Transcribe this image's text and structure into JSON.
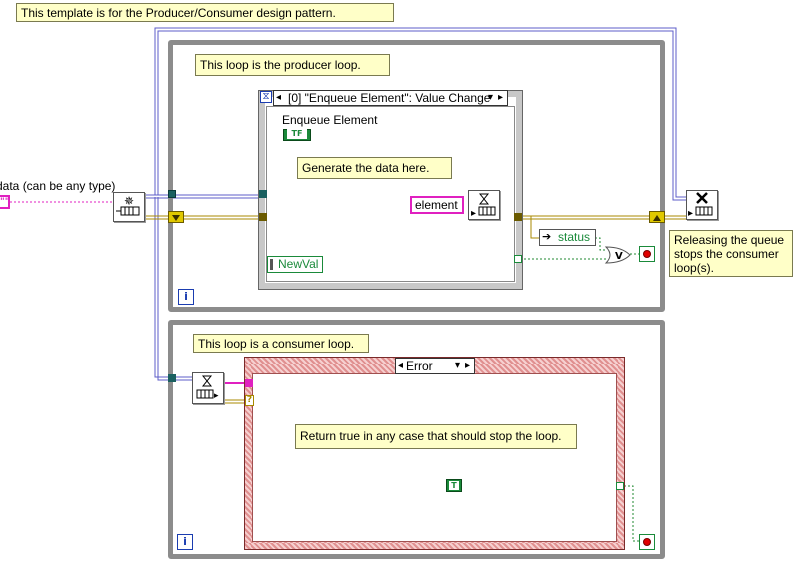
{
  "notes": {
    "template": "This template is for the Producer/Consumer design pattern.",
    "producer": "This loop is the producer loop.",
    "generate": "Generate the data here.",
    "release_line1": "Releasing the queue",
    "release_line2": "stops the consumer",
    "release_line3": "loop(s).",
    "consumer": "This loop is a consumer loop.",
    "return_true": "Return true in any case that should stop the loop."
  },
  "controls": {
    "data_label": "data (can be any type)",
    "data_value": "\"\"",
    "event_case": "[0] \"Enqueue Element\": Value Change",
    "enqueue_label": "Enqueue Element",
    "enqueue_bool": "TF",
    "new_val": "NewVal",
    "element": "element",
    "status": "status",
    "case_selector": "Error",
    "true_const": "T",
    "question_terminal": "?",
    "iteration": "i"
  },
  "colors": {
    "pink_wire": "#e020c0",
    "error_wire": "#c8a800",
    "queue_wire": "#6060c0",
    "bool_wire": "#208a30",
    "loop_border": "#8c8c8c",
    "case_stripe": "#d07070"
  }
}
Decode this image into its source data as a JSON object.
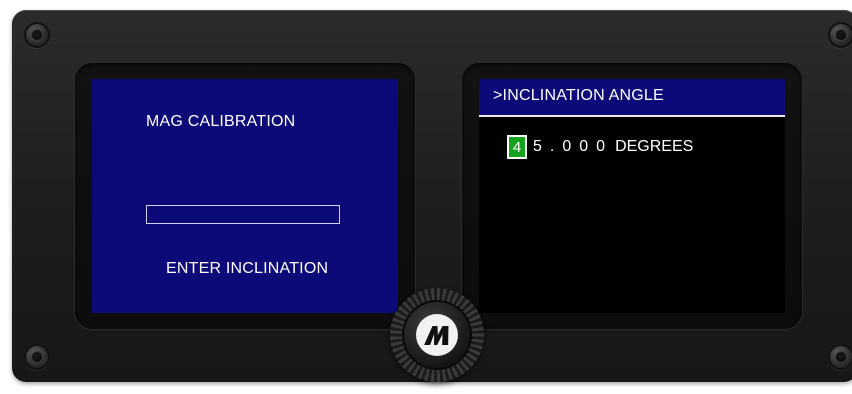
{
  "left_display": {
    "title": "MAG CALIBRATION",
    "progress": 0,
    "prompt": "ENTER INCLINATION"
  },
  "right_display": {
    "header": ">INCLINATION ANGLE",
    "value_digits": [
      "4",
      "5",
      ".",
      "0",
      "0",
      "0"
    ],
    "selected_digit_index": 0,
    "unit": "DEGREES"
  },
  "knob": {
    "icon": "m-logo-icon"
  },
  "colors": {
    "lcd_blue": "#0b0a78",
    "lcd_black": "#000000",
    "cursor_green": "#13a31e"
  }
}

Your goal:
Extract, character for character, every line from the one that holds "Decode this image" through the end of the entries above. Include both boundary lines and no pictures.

Worked solution:
Decode this image into its source data as a JSON object.
{
  "left_display": {
    "title": "MAG CALIBRATION",
    "progress": 0,
    "prompt": "ENTER INCLINATION"
  },
  "right_display": {
    "header": ">INCLINATION ANGLE",
    "value_digits": [
      "4",
      "5",
      ".",
      "0",
      "0",
      "0"
    ],
    "selected_digit_index": 0,
    "unit": "DEGREES"
  },
  "knob": {
    "icon": "m-logo-icon"
  },
  "colors": {
    "lcd_blue": "#0b0a78",
    "lcd_black": "#000000",
    "cursor_green": "#13a31e"
  }
}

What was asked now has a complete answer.